Every line of the entries with the word "serz" in it should be shown.

─── Data to examine

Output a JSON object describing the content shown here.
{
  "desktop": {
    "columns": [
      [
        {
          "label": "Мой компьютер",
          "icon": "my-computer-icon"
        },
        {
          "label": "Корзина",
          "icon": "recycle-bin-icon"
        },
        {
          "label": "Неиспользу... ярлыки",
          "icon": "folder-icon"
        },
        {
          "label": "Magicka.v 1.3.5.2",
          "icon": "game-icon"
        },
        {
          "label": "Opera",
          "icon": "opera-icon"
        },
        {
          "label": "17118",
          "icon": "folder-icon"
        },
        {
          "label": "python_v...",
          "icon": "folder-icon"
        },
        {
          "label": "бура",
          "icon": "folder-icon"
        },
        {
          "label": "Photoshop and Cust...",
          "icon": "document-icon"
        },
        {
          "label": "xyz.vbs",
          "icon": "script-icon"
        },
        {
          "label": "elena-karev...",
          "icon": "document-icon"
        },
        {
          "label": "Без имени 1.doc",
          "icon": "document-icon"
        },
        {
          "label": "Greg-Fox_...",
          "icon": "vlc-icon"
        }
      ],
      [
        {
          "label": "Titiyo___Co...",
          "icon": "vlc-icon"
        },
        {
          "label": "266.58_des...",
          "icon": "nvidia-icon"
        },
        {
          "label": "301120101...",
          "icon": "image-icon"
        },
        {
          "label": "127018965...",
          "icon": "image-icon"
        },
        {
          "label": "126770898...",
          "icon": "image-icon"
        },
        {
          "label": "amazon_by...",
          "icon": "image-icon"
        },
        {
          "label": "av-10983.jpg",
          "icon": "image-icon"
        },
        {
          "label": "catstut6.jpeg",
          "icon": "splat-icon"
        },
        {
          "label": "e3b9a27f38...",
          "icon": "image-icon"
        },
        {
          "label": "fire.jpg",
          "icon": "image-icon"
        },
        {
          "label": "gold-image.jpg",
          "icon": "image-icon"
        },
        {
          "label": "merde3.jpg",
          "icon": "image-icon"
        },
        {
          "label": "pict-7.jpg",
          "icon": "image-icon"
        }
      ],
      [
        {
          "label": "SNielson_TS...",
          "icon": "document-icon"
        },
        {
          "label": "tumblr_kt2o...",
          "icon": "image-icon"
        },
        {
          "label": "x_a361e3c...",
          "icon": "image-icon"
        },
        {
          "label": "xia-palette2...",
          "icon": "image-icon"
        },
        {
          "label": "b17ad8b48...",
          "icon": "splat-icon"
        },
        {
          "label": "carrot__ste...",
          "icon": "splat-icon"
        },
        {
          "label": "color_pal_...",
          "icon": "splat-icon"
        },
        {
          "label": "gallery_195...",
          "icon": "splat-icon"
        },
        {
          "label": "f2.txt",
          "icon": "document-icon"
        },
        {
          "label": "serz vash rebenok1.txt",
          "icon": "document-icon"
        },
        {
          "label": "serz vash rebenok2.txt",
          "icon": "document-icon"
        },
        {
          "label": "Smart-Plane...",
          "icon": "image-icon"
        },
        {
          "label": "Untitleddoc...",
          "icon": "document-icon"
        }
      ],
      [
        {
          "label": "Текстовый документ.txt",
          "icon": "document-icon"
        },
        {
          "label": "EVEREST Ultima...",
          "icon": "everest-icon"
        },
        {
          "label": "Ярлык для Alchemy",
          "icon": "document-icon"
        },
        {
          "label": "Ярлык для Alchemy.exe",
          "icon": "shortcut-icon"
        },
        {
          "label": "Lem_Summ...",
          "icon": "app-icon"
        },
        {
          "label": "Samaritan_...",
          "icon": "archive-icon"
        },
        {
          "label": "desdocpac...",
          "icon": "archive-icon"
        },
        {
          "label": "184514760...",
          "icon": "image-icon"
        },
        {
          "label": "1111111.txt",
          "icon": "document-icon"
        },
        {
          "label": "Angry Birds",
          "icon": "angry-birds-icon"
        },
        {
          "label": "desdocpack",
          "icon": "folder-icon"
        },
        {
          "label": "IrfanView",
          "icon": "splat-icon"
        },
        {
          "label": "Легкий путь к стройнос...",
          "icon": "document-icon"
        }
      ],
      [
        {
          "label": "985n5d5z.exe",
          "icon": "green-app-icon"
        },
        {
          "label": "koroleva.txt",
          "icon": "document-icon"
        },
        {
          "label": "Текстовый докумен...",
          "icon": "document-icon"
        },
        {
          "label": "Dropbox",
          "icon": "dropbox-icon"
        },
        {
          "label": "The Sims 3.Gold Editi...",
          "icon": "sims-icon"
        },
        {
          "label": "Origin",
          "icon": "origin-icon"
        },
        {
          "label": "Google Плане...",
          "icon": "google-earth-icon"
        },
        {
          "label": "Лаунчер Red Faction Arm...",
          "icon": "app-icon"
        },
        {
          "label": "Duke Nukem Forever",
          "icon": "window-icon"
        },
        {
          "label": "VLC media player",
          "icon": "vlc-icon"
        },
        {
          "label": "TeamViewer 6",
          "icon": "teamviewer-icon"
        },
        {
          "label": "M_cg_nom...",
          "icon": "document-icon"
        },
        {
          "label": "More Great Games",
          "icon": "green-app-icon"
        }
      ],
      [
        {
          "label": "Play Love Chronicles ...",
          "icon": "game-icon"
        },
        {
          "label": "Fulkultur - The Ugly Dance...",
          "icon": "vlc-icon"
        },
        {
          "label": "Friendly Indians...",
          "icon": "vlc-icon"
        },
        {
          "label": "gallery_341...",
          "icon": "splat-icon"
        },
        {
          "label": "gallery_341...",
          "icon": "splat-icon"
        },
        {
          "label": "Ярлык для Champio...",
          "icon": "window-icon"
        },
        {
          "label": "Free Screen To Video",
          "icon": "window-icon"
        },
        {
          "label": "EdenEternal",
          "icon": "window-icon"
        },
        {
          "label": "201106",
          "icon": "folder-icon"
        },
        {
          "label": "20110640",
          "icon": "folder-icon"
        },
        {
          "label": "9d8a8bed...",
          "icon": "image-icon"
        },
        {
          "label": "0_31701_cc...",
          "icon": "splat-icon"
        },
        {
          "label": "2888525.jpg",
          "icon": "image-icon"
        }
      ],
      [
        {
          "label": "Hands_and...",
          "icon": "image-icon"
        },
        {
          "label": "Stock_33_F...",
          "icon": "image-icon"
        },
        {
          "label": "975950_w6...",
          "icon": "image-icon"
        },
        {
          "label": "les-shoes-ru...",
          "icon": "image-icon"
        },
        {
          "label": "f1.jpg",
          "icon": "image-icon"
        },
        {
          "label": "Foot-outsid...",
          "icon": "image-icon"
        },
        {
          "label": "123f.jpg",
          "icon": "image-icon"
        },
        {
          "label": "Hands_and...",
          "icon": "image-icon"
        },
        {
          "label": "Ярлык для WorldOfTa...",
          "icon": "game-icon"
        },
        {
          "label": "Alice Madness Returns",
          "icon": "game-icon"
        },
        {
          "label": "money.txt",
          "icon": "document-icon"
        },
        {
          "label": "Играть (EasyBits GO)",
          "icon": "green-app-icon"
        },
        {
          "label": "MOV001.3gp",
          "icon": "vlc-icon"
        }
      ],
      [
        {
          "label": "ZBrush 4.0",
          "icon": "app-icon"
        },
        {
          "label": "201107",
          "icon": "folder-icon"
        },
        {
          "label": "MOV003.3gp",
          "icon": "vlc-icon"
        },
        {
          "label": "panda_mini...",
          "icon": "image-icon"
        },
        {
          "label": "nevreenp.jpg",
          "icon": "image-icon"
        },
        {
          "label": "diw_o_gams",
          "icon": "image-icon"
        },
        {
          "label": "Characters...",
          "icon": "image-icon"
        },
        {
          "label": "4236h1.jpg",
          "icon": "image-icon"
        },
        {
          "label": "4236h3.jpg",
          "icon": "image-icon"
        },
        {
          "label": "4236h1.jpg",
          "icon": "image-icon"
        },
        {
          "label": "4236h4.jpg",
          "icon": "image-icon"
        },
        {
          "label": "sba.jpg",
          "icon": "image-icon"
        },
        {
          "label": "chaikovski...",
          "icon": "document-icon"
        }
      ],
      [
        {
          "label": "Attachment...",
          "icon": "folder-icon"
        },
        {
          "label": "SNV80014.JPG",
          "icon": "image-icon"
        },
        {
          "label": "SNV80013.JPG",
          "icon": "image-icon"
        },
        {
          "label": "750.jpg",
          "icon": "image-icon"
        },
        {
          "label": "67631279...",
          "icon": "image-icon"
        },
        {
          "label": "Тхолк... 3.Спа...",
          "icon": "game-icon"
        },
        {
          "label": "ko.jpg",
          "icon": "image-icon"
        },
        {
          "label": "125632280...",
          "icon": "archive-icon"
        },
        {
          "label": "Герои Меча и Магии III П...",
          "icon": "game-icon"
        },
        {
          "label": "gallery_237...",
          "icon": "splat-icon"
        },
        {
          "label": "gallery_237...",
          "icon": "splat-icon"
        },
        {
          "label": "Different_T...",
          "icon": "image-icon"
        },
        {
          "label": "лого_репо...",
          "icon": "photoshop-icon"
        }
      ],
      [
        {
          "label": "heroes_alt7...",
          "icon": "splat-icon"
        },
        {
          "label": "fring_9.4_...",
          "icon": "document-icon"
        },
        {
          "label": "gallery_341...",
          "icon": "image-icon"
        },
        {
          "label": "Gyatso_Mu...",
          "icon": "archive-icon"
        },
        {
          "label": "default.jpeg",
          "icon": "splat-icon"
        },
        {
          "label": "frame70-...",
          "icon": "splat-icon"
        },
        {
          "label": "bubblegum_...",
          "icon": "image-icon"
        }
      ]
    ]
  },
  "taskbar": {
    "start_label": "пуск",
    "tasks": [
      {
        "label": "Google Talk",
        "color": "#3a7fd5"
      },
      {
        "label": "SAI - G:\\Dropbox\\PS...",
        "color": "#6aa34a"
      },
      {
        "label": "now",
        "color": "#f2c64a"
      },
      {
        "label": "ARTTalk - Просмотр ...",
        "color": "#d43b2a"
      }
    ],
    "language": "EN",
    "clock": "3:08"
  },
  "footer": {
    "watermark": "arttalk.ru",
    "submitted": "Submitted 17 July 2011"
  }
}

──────

The completed task:
          "label": "serz vash rebenok1.txt",
          "label": "serz vash rebenok2.txt",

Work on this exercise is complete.